From a public policy perspective, let’s pick that apart:
One – women are not a niche demographic. We are not an aberration. We are 50+% of the population. It is not pandering or political correctness to include us.
Two – black women are no more niche, specialised or a token than are white men. Why are white men the opposite to this bundled notion of ”˜diversity’? Diverse from what? The norm of white men?
Three – ”˜merit’ is not itself a neutral concept. We can, for example, define merit as someone with expertise and lived experience in aboriginal affairs. Merit could be policy expertise in policing in black communities, or an understanding of healthcare provision for newcomers. If one’s background and identity bears no relevance to ability to contribute to public life, then why not let white men make all the decisions for us?

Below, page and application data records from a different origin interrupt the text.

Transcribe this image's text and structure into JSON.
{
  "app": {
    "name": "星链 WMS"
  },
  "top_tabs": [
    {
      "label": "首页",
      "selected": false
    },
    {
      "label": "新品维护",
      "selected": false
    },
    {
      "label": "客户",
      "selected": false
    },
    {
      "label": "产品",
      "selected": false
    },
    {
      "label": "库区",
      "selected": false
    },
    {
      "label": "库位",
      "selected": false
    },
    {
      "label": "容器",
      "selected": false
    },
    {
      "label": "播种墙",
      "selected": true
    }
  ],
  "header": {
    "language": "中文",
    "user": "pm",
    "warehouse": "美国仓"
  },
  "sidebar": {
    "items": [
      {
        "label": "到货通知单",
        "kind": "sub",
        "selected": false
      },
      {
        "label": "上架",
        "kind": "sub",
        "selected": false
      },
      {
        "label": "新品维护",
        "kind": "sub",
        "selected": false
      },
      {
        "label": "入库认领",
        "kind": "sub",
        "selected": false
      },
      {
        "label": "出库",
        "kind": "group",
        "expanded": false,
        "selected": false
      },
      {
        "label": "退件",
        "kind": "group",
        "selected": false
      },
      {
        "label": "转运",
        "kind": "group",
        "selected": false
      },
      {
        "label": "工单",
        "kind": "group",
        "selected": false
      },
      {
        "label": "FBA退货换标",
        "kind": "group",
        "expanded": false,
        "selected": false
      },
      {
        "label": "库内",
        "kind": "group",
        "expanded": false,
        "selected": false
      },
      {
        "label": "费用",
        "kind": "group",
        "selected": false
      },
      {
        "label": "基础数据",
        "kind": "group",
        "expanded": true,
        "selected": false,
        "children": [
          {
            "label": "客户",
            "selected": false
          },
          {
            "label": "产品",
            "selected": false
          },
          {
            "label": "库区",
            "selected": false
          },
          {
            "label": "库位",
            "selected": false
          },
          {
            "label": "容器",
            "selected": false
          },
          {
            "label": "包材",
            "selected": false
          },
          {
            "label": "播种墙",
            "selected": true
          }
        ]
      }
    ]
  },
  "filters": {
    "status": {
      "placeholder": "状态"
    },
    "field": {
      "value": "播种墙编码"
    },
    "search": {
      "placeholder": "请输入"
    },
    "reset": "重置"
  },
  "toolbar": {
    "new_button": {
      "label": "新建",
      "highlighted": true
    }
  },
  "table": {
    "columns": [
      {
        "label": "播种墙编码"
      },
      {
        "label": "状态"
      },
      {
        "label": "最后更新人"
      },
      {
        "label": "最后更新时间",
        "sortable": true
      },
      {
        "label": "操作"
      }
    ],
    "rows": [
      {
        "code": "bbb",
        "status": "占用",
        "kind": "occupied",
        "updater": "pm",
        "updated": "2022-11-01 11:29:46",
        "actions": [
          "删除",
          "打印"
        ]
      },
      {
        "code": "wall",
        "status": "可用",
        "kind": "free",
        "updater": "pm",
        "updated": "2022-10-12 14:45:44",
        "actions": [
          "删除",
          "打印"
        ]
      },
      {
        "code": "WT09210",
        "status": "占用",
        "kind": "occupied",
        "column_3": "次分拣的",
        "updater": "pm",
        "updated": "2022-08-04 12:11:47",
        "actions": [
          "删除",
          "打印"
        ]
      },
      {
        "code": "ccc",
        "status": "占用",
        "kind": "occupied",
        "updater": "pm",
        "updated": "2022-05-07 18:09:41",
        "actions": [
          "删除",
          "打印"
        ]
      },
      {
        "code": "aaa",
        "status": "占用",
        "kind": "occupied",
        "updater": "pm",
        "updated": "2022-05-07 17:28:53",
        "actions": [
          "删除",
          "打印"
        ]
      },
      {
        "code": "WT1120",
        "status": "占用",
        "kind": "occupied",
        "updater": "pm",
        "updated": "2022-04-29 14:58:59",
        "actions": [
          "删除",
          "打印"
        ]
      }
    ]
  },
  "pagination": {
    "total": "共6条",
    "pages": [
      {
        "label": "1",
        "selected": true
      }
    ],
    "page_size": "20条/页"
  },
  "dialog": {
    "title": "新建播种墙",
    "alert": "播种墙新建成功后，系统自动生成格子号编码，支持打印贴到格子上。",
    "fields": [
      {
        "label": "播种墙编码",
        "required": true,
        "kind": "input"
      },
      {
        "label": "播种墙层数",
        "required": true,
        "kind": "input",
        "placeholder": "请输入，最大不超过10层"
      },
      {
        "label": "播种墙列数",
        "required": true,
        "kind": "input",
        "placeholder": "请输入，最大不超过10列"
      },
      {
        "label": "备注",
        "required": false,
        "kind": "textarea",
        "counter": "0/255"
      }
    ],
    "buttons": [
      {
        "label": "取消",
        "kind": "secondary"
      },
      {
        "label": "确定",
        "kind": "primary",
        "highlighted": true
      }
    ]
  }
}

Four – it’s a golden rule that when arguing against diversity, you must raise the fabled black, disabled lesbian as a ”˜slippery slope’. Goodness, what’s next? This political correctness is madness! Coyne does so eloquently, with a nicely-styled reducto ad absurdum. We simply can’t make any change to the norm, because next thing you know, we’ll have to find 1.7% of Asian gay men to fill the Statistics Canada-allotted percentage. And we don’t want to go there, so sorry everyone who isn’t a white guy, clearly we can’t change anything. It’s white guys all the way down, or it’s rigid, impossible, ridiculous quotas. That’s your false dichotomy.
Five – there are plenty of talented, skilled, smart people who are not white men. Loads of us. ”œDiversity” and merit can exist in the same body! It’s your job to nurture us, to seek us out, and to recognise the value we bring. Yes, that means increasing the number of women in Parliament, to increase the pool of possible Cabinet candidates. That is not an argument against gender equality in cabinet.
When you use merit to oppose efforts to boost the number of women in positions of power, you’re saying what currently exists is a meritocracy.
Coyne imagines a frightening situation where a white man is passed over for a position, in favour of a lesser qualified black women. Which is appalling, and has obviously never happened in reverse. Every single white guy in history was appointed solely because he was the smartest, best candidate. Otherwise, it would mean black women have been subject to systemic, unacceptable intersection of racism and sexism for centuries.
It would mean there were no qualified women who were rejected because they might get pregnant, were too strident or angry, didn’t ”˜look the part’, didn’t play golf, weren’t assertive enough in meetings, had their ideas stolen by the loud guy in the room, or didn’t get on that executive training course cause a guy went instead.
If a meritocracy currently exists, and appointing women would dilute talent, then gosh, white men must be awfully smart and skilled. Perhaps women just prefer caring professions. It’s probably in our DNA. Maybe we’re not designed for the cut-and-thrust of politics. We don’t have those leadership skills, the deft management touch, the experience and the judgement clearly. Otherwise, we’d already be in positions of power. Cause we live in a meritocracy, right?
What Coyne is saying is systemic sexism isn’t a thing. That it doesn’t exist. That girls are not dissuaded from politics from a young age, being ”˜nice’ and ”˜pleasing’ is not detrimental to girls’ ability to assert themselves, riding associations don’t discriminate in their choice of candidate, the lack of affordable childcare doesn’t prevent women from entering politics, the often hostile environment of the House of Commons is a fiction, women aren’t passed over for promotion, white women don’t earn 77 cents for every dollar a man makes, female politicians aren’t targeted by misogynistic abuse and that there are no barriers to women entering politics at all.
Photo by Sharon Drummond / CC BY-NC-SA 2.0 / modified from original